## RAW DATA

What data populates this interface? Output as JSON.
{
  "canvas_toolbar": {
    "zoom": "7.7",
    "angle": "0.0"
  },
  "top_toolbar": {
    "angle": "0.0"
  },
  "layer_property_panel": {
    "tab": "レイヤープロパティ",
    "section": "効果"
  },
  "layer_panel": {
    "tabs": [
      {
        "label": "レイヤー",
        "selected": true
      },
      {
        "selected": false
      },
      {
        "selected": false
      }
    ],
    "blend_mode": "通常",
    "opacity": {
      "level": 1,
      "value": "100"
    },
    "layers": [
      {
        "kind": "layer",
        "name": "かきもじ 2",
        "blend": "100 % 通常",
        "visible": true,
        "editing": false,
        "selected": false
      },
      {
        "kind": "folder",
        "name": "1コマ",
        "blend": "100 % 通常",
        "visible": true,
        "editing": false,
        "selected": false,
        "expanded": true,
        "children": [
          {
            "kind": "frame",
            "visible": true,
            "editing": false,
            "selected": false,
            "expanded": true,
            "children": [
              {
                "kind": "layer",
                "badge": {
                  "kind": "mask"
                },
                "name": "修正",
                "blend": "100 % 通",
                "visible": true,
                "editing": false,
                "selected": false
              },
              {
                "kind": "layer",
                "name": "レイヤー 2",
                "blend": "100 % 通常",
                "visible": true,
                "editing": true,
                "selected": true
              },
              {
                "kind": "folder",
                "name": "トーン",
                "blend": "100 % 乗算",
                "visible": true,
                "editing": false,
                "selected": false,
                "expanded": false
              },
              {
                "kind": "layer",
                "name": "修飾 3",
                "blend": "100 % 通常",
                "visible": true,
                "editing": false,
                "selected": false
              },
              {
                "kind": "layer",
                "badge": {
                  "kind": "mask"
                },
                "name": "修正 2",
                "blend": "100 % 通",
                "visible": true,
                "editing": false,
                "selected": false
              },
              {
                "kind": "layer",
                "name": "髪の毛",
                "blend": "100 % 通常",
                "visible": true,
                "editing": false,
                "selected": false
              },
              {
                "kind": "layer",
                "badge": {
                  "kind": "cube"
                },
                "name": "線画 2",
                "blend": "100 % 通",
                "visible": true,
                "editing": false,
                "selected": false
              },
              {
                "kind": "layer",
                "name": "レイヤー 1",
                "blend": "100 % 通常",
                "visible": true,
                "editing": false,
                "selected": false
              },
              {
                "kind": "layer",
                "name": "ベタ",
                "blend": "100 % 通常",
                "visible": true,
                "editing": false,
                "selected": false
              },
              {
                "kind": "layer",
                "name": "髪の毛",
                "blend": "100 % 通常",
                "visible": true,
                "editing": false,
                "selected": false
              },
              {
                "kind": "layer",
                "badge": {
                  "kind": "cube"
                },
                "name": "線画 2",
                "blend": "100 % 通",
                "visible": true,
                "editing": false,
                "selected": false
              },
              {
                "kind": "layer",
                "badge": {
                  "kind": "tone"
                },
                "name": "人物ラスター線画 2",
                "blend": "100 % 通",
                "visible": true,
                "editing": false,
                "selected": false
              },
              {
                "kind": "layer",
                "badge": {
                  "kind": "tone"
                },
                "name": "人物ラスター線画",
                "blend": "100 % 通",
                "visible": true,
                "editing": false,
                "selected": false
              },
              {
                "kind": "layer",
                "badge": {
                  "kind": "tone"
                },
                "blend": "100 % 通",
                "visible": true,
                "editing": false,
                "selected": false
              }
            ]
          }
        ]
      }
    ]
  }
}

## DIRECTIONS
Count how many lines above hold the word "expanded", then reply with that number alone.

## ANSWER TO THE PROBLEM
3